Take the 2-minute tour ×
Stack Overflow is a question and answer site for professional and enthusiast programmers. It's 100% free, no registration required.

I have a dll written in C++ that I want to export to Python for running regression and unit-testing (it's just easier to maintain and run the regression with Python). To this purpose I want to use Boost.Python to export the main API of the dll so it will be usable in Python. My assemblies look as follows:

  1. MyLibrary.dll //main API C++ library
  2. MyLibrary.pyd //a thin dll project containing only the BOOST_PYTHON_MODULE export definitions (dependant on MyLibrary.dll)
  3. ... //other C++ dll files that MyLibrary.dll is dependent on

I had some trouble getting MyLibrary.pyd to link but after digging through questions a bit (e.g. here) I realised I had to re-build boost while pointing b2.exe to my specific Python version. After which I was able to import and run my library from python (on my machine alone).

Technical data: I'm building the libraries with boost 1.51, Python 3.23 on Windows 7 x64 and MSVC-10.0 (my own projects are built from VS2010). The variant I'm using to link with boost is shared libraries, 64 address model, release accordingly with my own builds.

The problem is, when I try to import the library (built on my machine) on another machine, python complains:

ImportError: DLL load failed: The specified procedure could not be found.

On the line import MyLibrary

Which begs the following questions:

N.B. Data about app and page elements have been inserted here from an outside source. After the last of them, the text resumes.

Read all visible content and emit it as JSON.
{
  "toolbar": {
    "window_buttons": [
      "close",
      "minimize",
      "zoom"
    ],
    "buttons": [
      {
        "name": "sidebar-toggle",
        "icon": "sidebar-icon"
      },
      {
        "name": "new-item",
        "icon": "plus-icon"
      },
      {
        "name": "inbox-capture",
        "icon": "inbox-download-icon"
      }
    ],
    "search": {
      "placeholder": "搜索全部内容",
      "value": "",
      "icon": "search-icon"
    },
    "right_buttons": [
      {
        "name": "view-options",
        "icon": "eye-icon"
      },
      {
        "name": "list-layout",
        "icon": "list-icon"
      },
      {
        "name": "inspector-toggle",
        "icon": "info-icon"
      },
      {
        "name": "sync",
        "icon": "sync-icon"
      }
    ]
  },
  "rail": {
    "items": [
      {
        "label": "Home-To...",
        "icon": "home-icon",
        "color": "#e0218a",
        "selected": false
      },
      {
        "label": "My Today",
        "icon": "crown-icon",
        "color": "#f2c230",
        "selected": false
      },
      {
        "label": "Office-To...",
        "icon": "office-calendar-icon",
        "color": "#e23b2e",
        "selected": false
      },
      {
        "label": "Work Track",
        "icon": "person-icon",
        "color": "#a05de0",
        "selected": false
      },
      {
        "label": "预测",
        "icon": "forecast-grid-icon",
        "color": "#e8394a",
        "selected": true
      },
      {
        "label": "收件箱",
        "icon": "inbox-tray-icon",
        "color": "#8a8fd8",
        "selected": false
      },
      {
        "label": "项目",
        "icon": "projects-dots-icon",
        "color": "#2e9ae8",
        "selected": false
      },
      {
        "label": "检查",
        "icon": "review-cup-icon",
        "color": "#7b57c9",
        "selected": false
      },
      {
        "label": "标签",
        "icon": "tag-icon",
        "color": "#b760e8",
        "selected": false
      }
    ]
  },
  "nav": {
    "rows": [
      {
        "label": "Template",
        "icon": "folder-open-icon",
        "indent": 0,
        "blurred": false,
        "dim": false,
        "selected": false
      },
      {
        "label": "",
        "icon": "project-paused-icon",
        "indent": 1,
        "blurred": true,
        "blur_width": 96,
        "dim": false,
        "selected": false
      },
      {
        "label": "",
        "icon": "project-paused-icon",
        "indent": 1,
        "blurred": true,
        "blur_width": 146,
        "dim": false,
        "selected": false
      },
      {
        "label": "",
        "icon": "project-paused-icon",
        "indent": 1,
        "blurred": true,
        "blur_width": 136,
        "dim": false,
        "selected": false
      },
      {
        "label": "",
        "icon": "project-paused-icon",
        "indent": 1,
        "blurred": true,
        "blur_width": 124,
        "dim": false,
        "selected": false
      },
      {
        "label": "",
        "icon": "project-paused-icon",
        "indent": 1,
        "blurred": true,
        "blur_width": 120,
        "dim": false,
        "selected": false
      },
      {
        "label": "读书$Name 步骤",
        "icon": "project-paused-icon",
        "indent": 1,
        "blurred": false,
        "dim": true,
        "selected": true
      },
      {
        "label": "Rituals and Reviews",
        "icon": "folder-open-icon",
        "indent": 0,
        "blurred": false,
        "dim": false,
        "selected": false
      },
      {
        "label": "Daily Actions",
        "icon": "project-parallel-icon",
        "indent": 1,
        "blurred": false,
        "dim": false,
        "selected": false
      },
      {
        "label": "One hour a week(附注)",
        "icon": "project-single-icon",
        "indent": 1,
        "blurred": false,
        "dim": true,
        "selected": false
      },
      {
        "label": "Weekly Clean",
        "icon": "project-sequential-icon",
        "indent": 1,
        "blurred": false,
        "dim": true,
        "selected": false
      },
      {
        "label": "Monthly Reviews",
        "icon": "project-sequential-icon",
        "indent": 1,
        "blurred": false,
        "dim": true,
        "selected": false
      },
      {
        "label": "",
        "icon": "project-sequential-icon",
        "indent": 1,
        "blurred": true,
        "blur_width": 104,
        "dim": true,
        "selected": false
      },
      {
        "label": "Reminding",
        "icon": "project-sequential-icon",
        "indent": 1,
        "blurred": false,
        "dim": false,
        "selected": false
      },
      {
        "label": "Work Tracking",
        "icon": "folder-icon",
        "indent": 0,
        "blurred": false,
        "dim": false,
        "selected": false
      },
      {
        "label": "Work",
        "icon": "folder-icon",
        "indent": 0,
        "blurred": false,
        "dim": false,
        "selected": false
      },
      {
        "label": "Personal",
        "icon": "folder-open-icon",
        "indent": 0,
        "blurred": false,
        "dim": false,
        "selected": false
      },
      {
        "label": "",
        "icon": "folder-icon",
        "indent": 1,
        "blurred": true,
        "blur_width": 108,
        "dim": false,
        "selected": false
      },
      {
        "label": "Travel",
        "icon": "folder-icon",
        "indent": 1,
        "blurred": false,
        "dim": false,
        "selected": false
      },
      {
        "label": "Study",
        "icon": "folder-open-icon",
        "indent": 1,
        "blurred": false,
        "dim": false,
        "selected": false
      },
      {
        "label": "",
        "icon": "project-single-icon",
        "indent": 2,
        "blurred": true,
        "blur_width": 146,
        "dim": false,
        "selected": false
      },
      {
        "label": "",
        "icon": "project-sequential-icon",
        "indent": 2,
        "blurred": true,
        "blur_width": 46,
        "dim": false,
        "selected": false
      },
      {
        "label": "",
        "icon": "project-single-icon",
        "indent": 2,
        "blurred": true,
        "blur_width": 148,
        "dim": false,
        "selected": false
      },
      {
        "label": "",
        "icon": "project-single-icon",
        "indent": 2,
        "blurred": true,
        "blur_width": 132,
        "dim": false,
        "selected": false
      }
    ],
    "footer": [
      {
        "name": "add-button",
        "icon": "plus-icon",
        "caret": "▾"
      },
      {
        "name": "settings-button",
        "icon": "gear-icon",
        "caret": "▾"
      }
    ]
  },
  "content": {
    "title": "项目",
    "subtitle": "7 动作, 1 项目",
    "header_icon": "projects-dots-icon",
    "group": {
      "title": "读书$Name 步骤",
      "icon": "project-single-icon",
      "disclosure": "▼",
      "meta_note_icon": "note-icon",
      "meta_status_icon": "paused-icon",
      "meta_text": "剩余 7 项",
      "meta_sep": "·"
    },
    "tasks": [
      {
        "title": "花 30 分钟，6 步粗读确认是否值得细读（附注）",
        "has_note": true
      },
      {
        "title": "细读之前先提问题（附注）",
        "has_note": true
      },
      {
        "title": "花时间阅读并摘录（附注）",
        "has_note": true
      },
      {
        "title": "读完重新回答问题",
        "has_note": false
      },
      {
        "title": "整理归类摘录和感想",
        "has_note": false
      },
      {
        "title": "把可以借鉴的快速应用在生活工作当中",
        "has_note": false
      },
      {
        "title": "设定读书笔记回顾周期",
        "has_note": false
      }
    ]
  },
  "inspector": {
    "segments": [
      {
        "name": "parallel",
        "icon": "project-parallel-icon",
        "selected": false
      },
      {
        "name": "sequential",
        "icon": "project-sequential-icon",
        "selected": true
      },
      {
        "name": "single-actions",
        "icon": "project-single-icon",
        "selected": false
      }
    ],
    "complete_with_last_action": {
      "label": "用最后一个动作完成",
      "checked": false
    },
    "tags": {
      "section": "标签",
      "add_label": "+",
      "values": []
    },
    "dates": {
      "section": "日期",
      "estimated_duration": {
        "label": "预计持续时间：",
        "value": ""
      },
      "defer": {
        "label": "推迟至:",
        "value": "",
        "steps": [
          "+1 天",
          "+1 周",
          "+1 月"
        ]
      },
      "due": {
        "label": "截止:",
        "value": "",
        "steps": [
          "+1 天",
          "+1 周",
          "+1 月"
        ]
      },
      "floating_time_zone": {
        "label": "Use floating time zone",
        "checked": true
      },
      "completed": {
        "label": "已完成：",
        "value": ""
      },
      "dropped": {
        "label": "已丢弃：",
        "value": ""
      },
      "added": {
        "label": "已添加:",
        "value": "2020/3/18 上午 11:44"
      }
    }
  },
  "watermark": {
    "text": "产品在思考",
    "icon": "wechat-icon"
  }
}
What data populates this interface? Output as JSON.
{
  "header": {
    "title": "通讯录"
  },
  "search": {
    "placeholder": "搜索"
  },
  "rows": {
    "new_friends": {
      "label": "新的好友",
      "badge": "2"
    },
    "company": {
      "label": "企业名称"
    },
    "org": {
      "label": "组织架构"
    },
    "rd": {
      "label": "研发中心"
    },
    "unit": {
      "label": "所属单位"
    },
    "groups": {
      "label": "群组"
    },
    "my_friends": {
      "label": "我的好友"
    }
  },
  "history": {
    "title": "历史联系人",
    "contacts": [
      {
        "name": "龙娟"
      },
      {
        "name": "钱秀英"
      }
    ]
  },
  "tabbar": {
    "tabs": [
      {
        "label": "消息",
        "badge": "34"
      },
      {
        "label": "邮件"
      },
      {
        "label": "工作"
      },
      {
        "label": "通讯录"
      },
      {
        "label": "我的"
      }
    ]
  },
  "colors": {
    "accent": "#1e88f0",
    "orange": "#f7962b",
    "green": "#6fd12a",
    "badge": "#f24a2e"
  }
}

  1. Is the MyLibrary.pyd I built on my machine "python-portable"? Meaning, will it work on other versions of Python besides 3.23 (the version I used to build boost.python with on my machine)?
  2. Does the user of MyLibrary.pyd have to re-build boost with his own version of python in order to be able to successfully import it?
  3. So far we've been using the pre-built boost installer for windows supplied by BoostPro. What version of Python is that build linked against and can I save my users the headache of building boost on their own if we simply decide to work with the "right" version of Python across the team (the version BoostPro linked against)?
share|improve this question
1  
Have you used Dependency Walker to investigate the dependencies of MyLibrary.pyd? –  Janne Karila Nov 6 '12 at 14:20
    
@JanneKarila: I'm unfarmiliar with Dependency Walker. Could you expand? –  eladidan Nov 6 '12 at 14:36
    
Maybe there is a depends.exe already in your Visual Studio, otherwise see dependencywalker.com –  Janne Karila Nov 6 '12 at 14:39
    
@JanneKarila: Running Dependency Walker on MyLibrary.pyd generates an error: Cannot find file IESHIMS.dll (on my machine, even though the module runs fine from both Python and C++ code on that machine). Other than that it also shows that MyLibrary.pyd is dependent on Python32.dll as well as BOOST_PYTHON-VC100-MT-1_51.DLL. I guess this means that the pyd is not python-portable? I will have to build it against each python build I want it to run on? –  eladidan Nov 6 '12 at 14:48

1 Answer 1

up vote 3 down vote accepted

Take a look at PEP 384 at http://docs.python.org/3.2/whatsnew/3.2.html.

http://www.boost.org/doc/libs/1_52_0/libs/python/doc/news.html shows that there hasn't been any real progress lately so I doubt that Boost.Python supports or was at least tested with Py_LIMITED_API defined.

According to my experience with Python 2.x compatibility using both Boost.Python and PyCXX (I haven't worked with 3.x line yet):

  1. No it won't. Only micro version changes stay ABI portable.
  2. Not exactly. The user of a MyLibrary.pyd binary provided by you won't be able to load it using different major/minor python version. The build configuration of Boost she has does not matter. You need to have Boost.Python builds with every minor Python version you want to support. That includes separate builds for 32 and 64 bit Python installations.

My advice is to try to build Boost from source with Py_LIMITED_API defined. I do not guarantee that it will succeed, but it's worth a try.

If it fails ask your teammates to use the same Python version as you and of course a x64 bit Windows (since the .pyd is 64bit itself). Or even better setup a CI machine that will build your python module in every required configuration so that your clients will be able to choose a proper binary. Let your teammates build and use their own versions of MyLibrary.pyd for their local use only.

share|improve this answer

Your Answer

 
discard

By posting your answer, you agree to the privacy policy and terms of service.

Not the answer you're looking for? Browse other questions tagged or ask your own question.